[Element data from apps and pages]
==================================================

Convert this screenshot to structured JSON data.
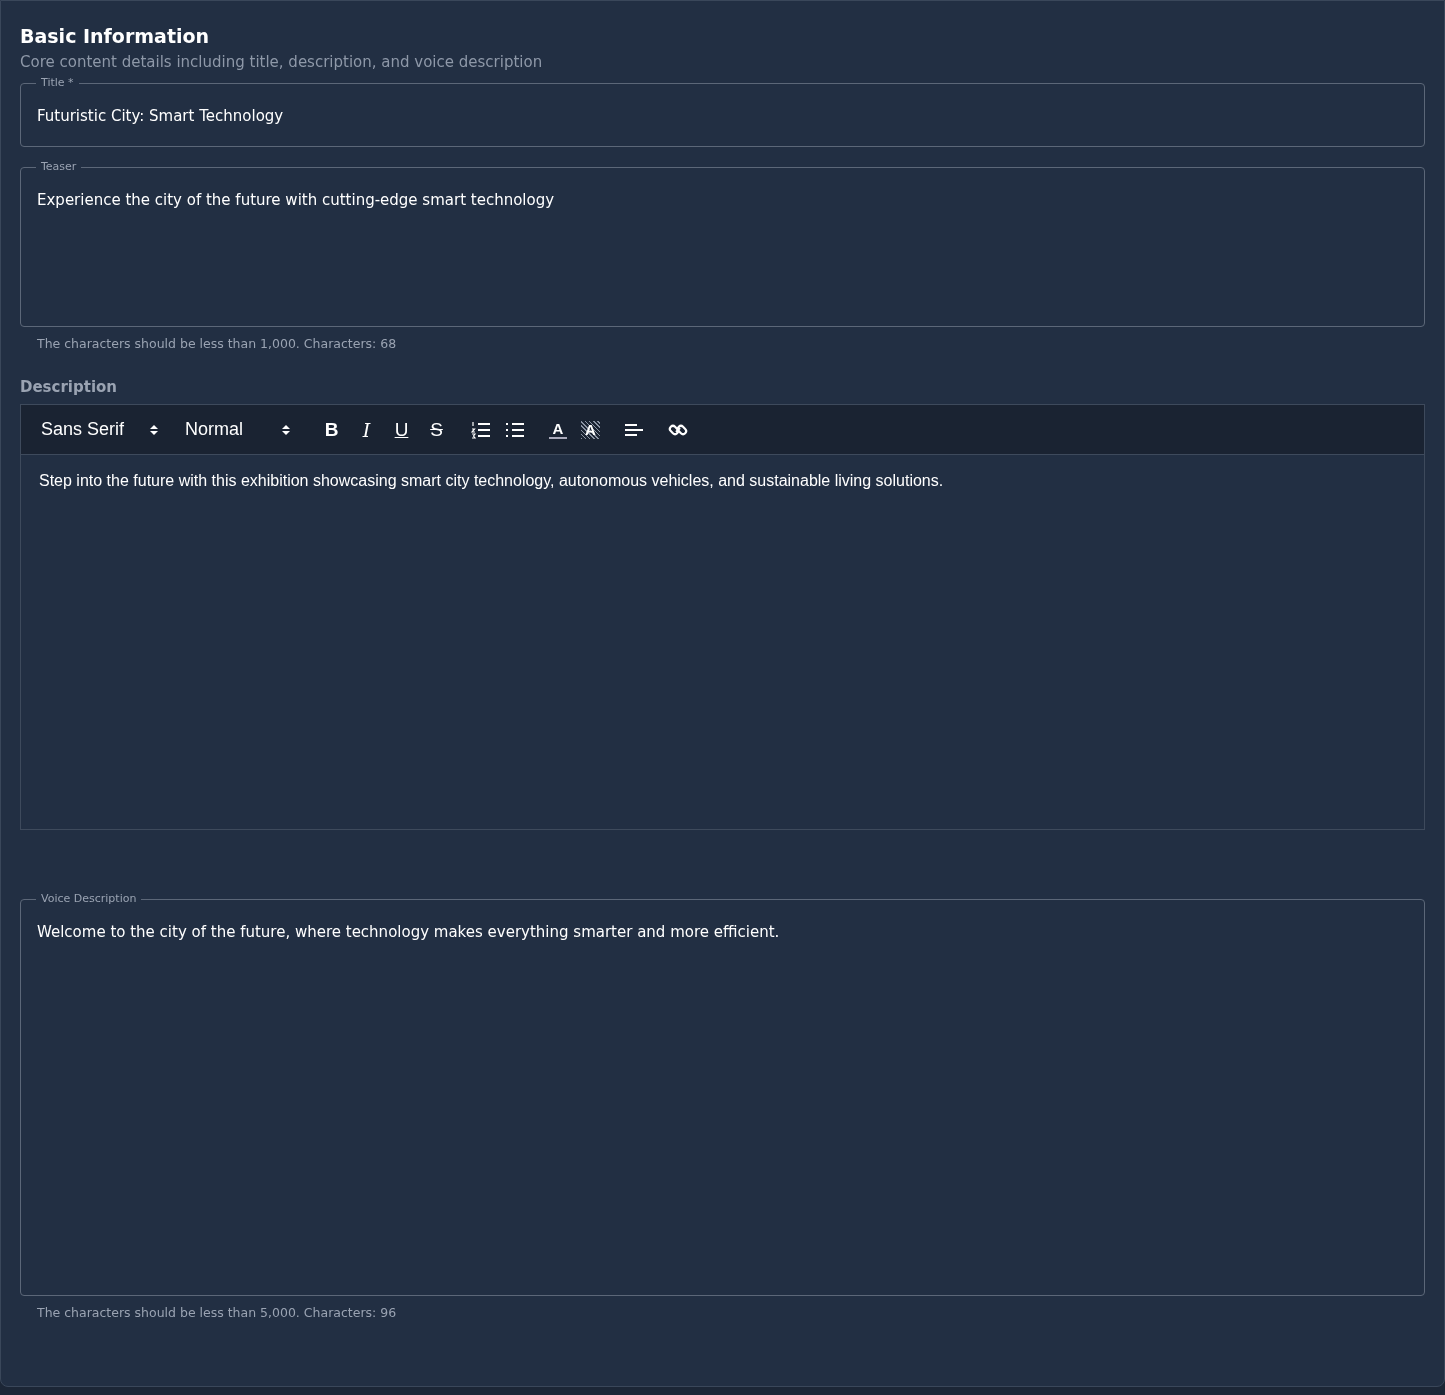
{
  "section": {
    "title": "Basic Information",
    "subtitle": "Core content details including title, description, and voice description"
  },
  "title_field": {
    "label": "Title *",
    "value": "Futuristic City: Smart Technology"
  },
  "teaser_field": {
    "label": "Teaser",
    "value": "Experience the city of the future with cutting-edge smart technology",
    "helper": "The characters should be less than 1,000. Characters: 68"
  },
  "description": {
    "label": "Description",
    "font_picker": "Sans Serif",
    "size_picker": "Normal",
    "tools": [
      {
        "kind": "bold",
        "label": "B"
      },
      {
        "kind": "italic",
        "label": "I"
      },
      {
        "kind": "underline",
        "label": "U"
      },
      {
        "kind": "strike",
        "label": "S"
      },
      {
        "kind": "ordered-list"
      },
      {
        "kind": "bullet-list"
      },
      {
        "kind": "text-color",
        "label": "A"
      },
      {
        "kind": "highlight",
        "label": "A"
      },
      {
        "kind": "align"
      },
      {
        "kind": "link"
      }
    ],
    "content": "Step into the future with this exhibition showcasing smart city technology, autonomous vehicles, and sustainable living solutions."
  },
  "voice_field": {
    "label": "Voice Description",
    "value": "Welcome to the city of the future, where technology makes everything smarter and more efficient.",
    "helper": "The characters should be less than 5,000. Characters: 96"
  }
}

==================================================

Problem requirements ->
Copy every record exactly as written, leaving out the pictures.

Result of this task ->
Convert this screenshot to structured JSON data.
{
  "section": {
    "title": "Basic Information",
    "subtitle": "Core content details including title, description, and voice description"
  },
  "title_field": {
    "label": "Title *",
    "value": "Futuristic City: Smart Technology"
  },
  "teaser_field": {
    "label": "Teaser",
    "value": "Experience the city of the future with cutting-edge smart technology",
    "helper": "The characters should be less than 1,000. Characters: 68"
  },
  "description": {
    "label": "Description",
    "font_picker": "Sans Serif",
    "size_picker": "Normal",
    "tools": [
      {
        "kind": "bold",
        "label": "B"
      },
      {
        "kind": "italic",
        "label": "I"
      },
      {
        "kind": "underline",
        "label": "U"
      },
      {
        "kind": "strike",
        "label": "S"
      },
      {
        "kind": "ordered-list"
      },
      {
        "kind": "bullet-list"
      },
      {
        "kind": "text-color",
        "label": "A"
      },
      {
        "kind": "highlight",
        "label": "A"
      },
      {
        "kind": "align"
      },
      {
        "kind": "link"
      }
    ],
    "content": "Step into the future with this exhibition showcasing smart city technology, autonomous vehicles, and sustainable living solutions."
  },
  "voice_field": {
    "label": "Voice Description",
    "value": "Welcome to the city of the future, where technology makes everything smarter and more efficient.",
    "helper": "The characters should be less than 5,000. Characters: 96"
  }
}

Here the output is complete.